BWT: You do yourself no favors when you "blog while tired."
HLW: You do your business no favors when you "hire lousy writers."
Whatever the reason behind your boring blog posts, when what ends up on the page lacks originality and compels the reader to leave the page, it's time to back away from the keyboard, take a deep breath and stop.
“Your home is the largest investment you’ll ever make”
I have a new client who has commissioned me to write a piece of content for her website. Apparently she had another “writer” working on it and after the client made edits and sent it back to for the fixes, she never again heard from said writer.
So, my task is to write this content. And – lucky me – she sent me the other writer’s piece so I know what she’s looking for.
All I can say is that this agent is so easily satisfied that I actually pity her. She was willing to pay for the content the other writer submitted and that is a downright shame.
The first sentence? You got it:
“A home is the biggest investment that you will make in life in most cases. . .”
Why that’s troublesome
First, how many times has this particular tidbit of real estate “wisdom” been foisted on the consumer? I did a Google search and found 17,200 instances.
Now, that’s just for the original sentence I posted above; the search doesn’t include the multiple variations of this triteness.
Real estate agents say they want to stand out from other agents in their markets, so why on earth are they willing to pepper their websites with overused phrases that make consumers’ eyes glaze over?
“Now is a great time to buy!”
“Now is a great time to sell!”
“Interest rates are at historic lows!”
Why it’s just flat-out wrong
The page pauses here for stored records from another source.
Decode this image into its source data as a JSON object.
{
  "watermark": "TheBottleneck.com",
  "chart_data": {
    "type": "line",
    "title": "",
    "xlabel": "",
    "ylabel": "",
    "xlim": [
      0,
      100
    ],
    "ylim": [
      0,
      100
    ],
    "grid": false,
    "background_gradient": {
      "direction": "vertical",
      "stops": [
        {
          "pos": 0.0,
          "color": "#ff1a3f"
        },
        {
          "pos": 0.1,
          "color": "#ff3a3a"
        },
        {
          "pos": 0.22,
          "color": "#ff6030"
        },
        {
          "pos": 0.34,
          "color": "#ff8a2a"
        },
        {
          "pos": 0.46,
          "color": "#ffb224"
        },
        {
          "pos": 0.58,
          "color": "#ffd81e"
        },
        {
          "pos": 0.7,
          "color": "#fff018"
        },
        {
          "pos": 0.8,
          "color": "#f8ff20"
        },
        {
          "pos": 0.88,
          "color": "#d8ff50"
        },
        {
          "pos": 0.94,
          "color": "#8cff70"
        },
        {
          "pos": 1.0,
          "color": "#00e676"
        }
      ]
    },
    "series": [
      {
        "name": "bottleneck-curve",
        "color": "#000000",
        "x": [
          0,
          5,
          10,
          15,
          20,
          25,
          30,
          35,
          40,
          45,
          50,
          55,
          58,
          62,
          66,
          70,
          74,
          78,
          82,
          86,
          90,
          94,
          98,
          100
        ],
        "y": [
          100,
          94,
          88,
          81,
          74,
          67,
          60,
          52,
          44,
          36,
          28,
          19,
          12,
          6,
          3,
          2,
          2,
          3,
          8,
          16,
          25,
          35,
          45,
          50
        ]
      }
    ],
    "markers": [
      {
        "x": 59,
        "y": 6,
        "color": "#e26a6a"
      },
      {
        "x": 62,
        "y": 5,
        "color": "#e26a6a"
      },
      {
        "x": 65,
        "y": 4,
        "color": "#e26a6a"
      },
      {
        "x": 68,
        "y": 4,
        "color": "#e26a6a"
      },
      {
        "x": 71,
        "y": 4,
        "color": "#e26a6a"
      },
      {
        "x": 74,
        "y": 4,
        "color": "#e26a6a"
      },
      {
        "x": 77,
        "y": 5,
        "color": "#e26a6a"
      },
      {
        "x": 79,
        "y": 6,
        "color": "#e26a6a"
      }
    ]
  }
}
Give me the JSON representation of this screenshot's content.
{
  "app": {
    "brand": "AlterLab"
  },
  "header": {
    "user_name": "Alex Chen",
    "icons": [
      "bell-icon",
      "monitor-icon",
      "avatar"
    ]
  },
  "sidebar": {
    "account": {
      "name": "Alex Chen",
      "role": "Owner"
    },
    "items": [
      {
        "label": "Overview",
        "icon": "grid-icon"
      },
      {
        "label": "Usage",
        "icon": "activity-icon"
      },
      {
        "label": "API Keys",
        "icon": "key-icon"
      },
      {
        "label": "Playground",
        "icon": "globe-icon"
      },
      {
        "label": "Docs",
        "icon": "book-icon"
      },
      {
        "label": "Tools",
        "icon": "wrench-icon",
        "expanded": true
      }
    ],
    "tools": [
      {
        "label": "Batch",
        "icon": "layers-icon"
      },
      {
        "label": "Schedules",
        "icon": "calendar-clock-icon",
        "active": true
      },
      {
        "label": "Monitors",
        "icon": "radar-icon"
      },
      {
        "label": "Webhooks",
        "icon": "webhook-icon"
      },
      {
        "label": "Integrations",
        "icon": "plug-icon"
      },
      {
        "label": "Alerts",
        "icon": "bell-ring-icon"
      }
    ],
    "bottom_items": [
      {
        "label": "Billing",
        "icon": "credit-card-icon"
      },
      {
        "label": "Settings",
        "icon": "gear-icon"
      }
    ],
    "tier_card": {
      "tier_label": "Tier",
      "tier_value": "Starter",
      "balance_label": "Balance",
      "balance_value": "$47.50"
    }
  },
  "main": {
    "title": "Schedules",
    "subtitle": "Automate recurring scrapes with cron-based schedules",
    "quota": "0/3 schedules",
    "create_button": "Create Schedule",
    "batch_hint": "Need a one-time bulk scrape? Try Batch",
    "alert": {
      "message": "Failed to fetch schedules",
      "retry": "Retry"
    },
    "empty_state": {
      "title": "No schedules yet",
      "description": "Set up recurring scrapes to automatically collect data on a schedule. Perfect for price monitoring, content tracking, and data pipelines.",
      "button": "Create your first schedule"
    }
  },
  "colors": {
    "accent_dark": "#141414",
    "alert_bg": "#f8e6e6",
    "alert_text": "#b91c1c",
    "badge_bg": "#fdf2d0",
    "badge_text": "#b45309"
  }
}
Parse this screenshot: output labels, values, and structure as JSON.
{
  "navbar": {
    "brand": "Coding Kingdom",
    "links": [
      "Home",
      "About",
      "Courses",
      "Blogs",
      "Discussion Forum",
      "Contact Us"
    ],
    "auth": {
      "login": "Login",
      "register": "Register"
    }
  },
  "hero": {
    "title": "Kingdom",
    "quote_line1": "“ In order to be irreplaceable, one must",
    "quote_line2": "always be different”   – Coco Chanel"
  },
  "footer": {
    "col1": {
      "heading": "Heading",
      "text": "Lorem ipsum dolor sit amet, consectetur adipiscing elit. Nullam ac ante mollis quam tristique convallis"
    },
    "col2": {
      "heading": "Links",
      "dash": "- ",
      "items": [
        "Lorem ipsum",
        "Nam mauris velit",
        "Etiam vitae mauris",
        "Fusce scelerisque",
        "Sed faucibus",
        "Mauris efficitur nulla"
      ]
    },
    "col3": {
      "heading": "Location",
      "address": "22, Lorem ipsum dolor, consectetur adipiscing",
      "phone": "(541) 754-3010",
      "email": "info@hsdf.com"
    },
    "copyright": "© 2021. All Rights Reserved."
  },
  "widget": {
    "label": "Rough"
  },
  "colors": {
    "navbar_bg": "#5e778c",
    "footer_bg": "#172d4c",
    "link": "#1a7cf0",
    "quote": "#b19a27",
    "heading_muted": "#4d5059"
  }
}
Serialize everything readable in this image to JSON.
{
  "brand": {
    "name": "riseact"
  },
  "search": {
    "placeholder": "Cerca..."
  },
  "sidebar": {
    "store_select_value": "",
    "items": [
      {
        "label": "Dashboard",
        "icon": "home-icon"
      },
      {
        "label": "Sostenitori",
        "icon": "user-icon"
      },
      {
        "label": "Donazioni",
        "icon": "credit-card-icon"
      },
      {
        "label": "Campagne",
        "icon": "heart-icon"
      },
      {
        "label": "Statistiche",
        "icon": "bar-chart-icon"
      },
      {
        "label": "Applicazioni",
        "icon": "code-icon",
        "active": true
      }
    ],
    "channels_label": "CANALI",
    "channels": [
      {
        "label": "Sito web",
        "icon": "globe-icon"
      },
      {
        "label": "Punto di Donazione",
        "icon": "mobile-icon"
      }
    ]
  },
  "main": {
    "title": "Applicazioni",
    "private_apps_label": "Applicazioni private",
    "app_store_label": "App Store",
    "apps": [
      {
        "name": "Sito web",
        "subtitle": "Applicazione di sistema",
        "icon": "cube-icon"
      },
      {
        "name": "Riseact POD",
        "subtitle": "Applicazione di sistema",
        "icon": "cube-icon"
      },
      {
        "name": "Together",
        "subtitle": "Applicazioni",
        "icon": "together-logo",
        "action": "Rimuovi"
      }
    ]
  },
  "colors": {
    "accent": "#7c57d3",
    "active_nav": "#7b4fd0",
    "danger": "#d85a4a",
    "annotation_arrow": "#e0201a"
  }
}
Do you recommend to your listing clients that they stage or at least clean their homes before they go on the market? Amp up their curb appeal? If so, why?
I’m willing to bet that it’s because you understand the importance of making a kick-hiney first impression. Sellers have seconds to impress on potential buyers the beauty, the convenience and the lifestyle their homes offer.
Do you honestly think it’s different for real estate agents? How many seconds do you think someone will remain on a page that hasn’t put its best foot forward and tried like heck to impress them?
You do that first in your headline and second, with your lede – your first sentence. Throw either of those to the wind, be lazy with them and you might as well just present a blank page.
Let’s use neighborhood descriptions as an example. Which lede is more likely to get you to read on?
“Happy Acres is one of those Smallville neighborhoods that catch outsiders by surprise.”
“Happy Acres is a family-friendly community located in Smallville, U.S.A.”
As you most likely guessed, the names of the towns have been changed to protect the agents involved. I rather like the first lede and, yes, I’d read on, if only to find out what’s so surprising about Happy Acres.
The second one? If that lede were a home, it’s curb appeal would’ve caused the buyers to jump back in the car and peel rubber down the street.
If you write your own blog posts, do yourself a favor and use Google to get some help. Type in “how to write a good lede,” for instance and you’ll be rewarded with tons of free advice and spiffy examples.
If you hire freelancers to do your writing, don’t let them get away with being lazy. Insist that anything trite or boring be re-written to something more compelling, more scintillating and more interesting.
Don’t pay for any work until it hooks the readers at the beginning and keeps them there until your point is made.